[Exercise aim]: If an entry holds a picture, leave the picture out and output everything else exactly.

[Data records]:
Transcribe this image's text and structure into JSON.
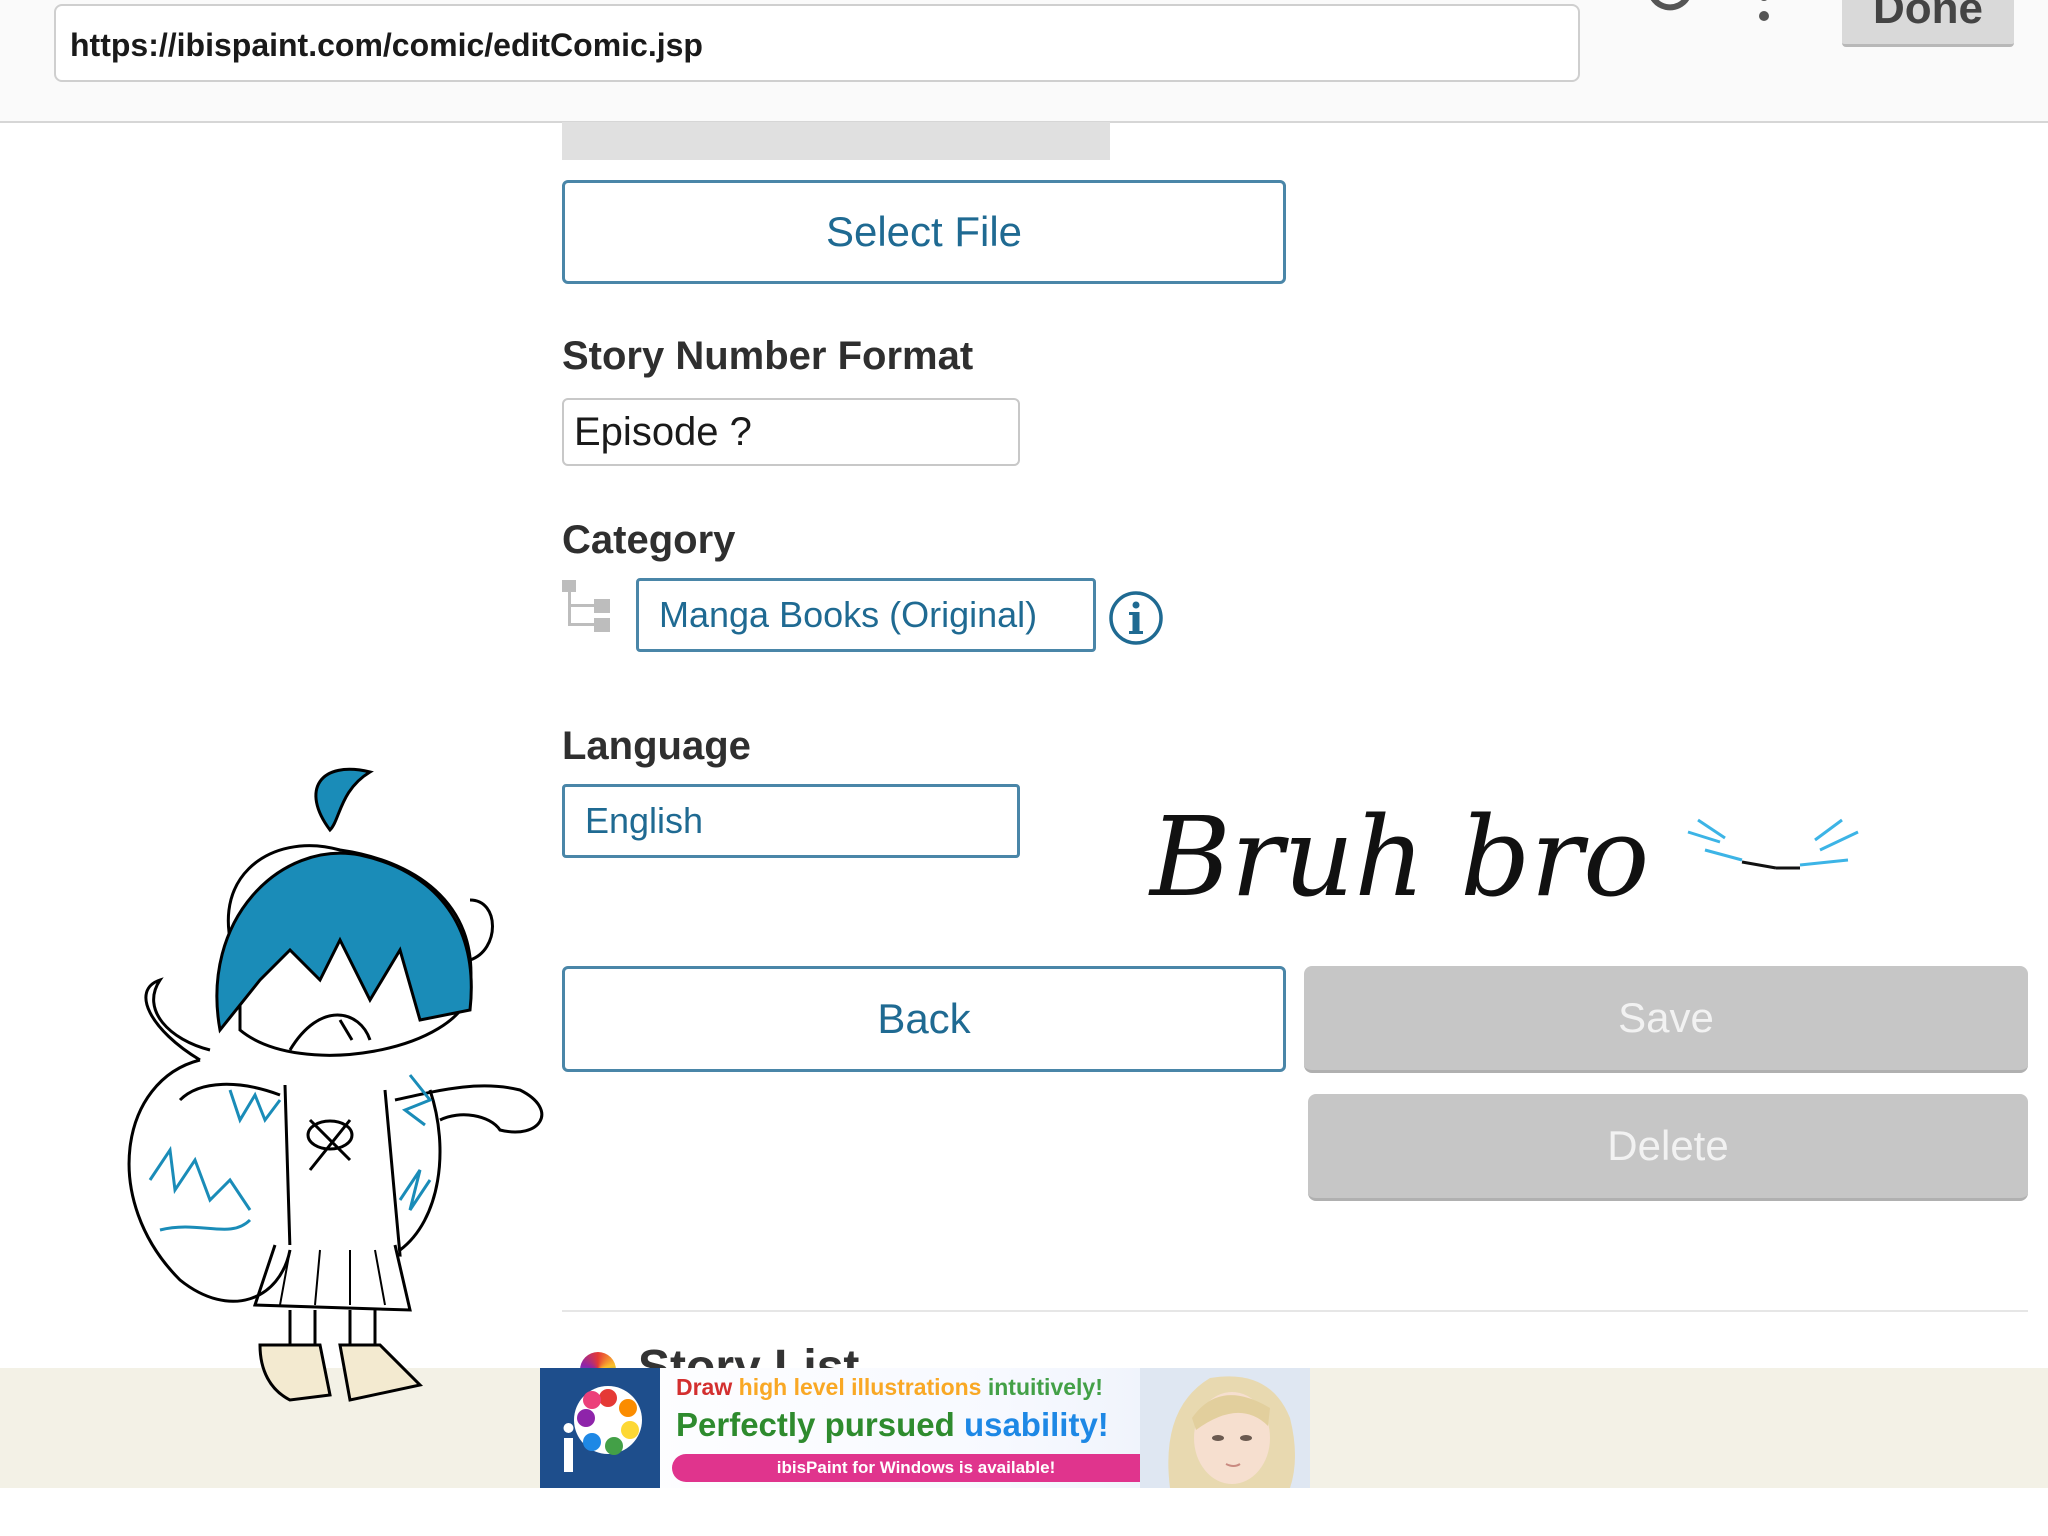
{
  "browser": {
    "url": "https://ibispaint.com/comic/editComic.jsp",
    "done_label": "Done"
  },
  "form": {
    "select_file_label": "Select File",
    "story_number_format_label": "Story Number Format",
    "story_number_format_value": "Episode ?",
    "category_label": "Category",
    "category_value": "Manga Books (Original)",
    "language_label": "Language",
    "language_value": "English",
    "back_label": "Back",
    "save_label": "Save",
    "delete_label": "Delete",
    "story_list_label": "Story List"
  },
  "ad": {
    "line1_words": [
      "Draw",
      "high level illustrations",
      "intuitively!"
    ],
    "line2_words": [
      "Perfectly pursued",
      "usability!"
    ],
    "pill_text": "ibisPaint for Windows is available!",
    "logo_text": "iP"
  },
  "doodle": {
    "handwritten_text": "Bruh bro"
  },
  "colors": {
    "accent_blue": "#1f6a92",
    "border_blue": "#4a86a8",
    "disabled_gray": "#c6c6c6",
    "doodle_blue": "#1a8cb8"
  }
}
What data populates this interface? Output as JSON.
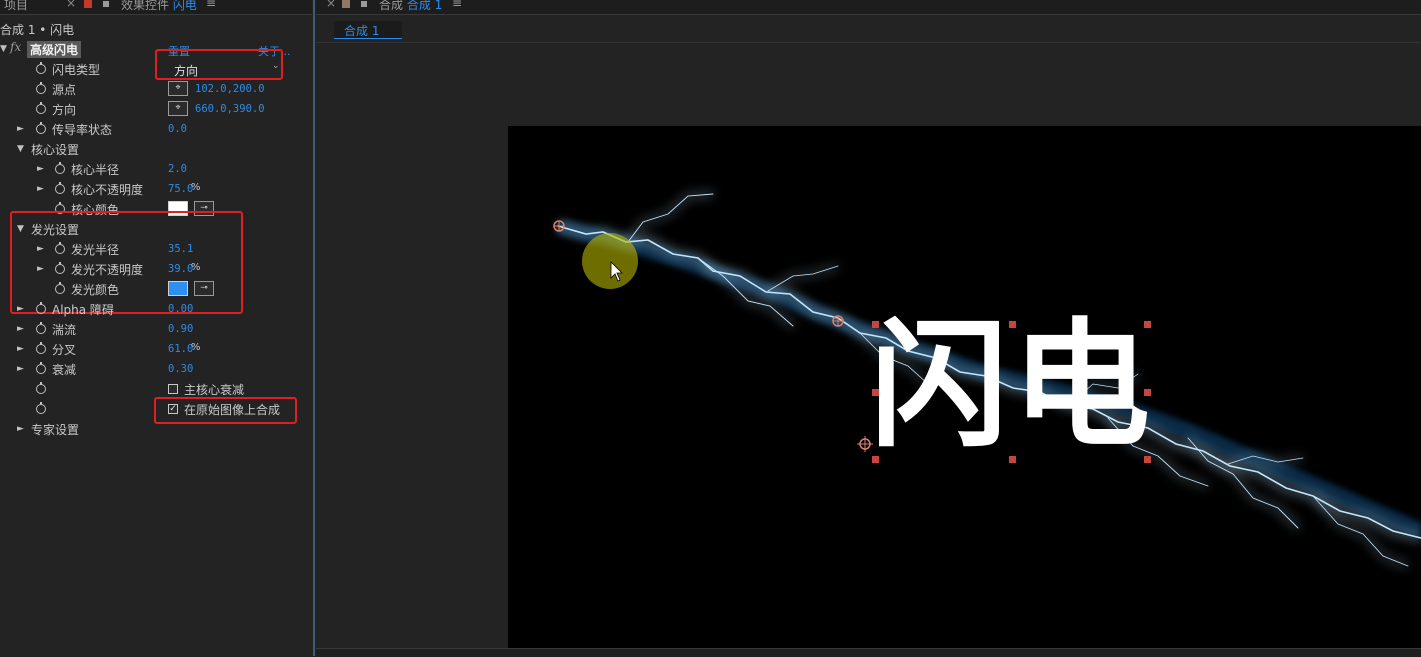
{
  "left_panel": {
    "tab_project": "项目",
    "tab_effects_prefix": "效果控件",
    "tab_effects_layer": "闪电",
    "breadcrumb": "合成 1 • 闪电",
    "fx_label": "fx",
    "effect_name": "高级闪电",
    "reset": "重置",
    "about": "关于...",
    "params": {
      "type_label": "闪电类型",
      "type_value": "方向",
      "origin_label": "源点",
      "origin_value": "102.0,200.0",
      "direction_label": "方向",
      "direction_value": "660.0,390.0",
      "conductivity_label": "传导率状态",
      "conductivity_value": "0.0",
      "core_group": "核心设置",
      "core_radius_label": "核心半径",
      "core_radius_value": "2.0",
      "core_opacity_label": "核心不透明度",
      "core_opacity_value": "75.0",
      "core_color_label": "核心颜色",
      "glow_group": "发光设置",
      "glow_radius_label": "发光半径",
      "glow_radius_value": "35.1",
      "glow_opacity_label": "发光不透明度",
      "glow_opacity_value": "39.0",
      "glow_color_label": "发光颜色",
      "alpha_label": "Alpha 障碍",
      "alpha_value": "0.00",
      "turbulence_label": "湍流",
      "turbulence_value": "0.90",
      "forking_label": "分叉",
      "forking_value": "61.0",
      "decay_label": "衰减",
      "decay_value": "0.30",
      "main_core_decay_label": "主核心衰减",
      "composite_label": "在原始图像上合成",
      "expert_group": "专家设置",
      "percent": "%"
    },
    "colors": {
      "core": "#ffffff",
      "glow": "#2d8ff0"
    }
  },
  "right_panel": {
    "tab_prefix": "合成",
    "tab_comp": "合成 1",
    "subtab": "合成 1",
    "canvas_text": "闪电"
  }
}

[Reply to the task]:
Transcribe this image's text and structure into JSON.
{
  "browser": {
    "url": "https://ibispaint.com/comic/editComic.jsp",
    "done_label": "Done"
  },
  "form": {
    "select_file_label": "Select File",
    "story_number_format_label": "Story Number Format",
    "story_number_format_value": "Episode ?",
    "category_label": "Category",
    "category_value": "Manga Books (Original)",
    "language_label": "Language",
    "language_value": "English",
    "back_label": "Back",
    "save_label": "Save",
    "delete_label": "Delete",
    "story_list_label": "Story List"
  },
  "ad": {
    "line1_words": [
      "Draw",
      "high level illustrations",
      "intuitively!"
    ],
    "line2_words": [
      "Perfectly pursued",
      "usability!"
    ],
    "pill_text": "ibisPaint for Windows is available!",
    "logo_text": "iP"
  },
  "doodle": {
    "handwritten_text": "Bruh bro"
  },
  "colors": {
    "accent_blue": "#1f6a92",
    "border_blue": "#4a86a8",
    "disabled_gray": "#c6c6c6",
    "doodle_blue": "#1a8cb8"
  }
}
What data populates this interface? Output as JSON.
{
  "left_panel": {
    "tab_project": "项目",
    "tab_effects_prefix": "效果控件",
    "tab_effects_layer": "闪电",
    "breadcrumb": "合成 1 • 闪电",
    "fx_label": "fx",
    "effect_name": "高级闪电",
    "reset": "重置",
    "about": "关于...",
    "params": {
      "type_label": "闪电类型",
      "type_value": "方向",
      "origin_label": "源点",
      "origin_value": "102.0,200.0",
      "direction_label": "方向",
      "direction_value": "660.0,390.0",
      "conductivity_label": "传导率状态",
      "conductivity_value": "0.0",
      "core_group": "核心设置",
      "core_radius_label": "核心半径",
      "core_radius_value": "2.0",
      "core_opacity_label": "核心不透明度",
      "core_opacity_value": "75.0",
      "core_color_label": "核心颜色",
      "glow_group": "发光设置",
      "glow_radius_label": "发光半径",
      "glow_radius_value": "35.1",
      "glow_opacity_label": "发光不透明度",
      "glow_opacity_value": "39.0",
      "glow_color_label": "发光颜色",
      "alpha_label": "Alpha 障碍",
      "alpha_value": "0.00",
      "turbulence_label": "湍流",
      "turbulence_value": "0.90",
      "forking_label": "分叉",
      "forking_value": "61.0",
      "decay_label": "衰减",
      "decay_value": "0.30",
      "main_core_decay_label": "主核心衰减",
      "composite_label": "在原始图像上合成",
      "expert_group": "专家设置",
      "percent": "%"
    },
    "colors": {
      "core": "#ffffff",
      "glow": "#2d8ff0"
    }
  },
  "right_panel": {
    "tab_prefix": "合成",
    "tab_comp": "合成 1",
    "subtab": "合成 1",
    "canvas_text": "闪电"
  }
}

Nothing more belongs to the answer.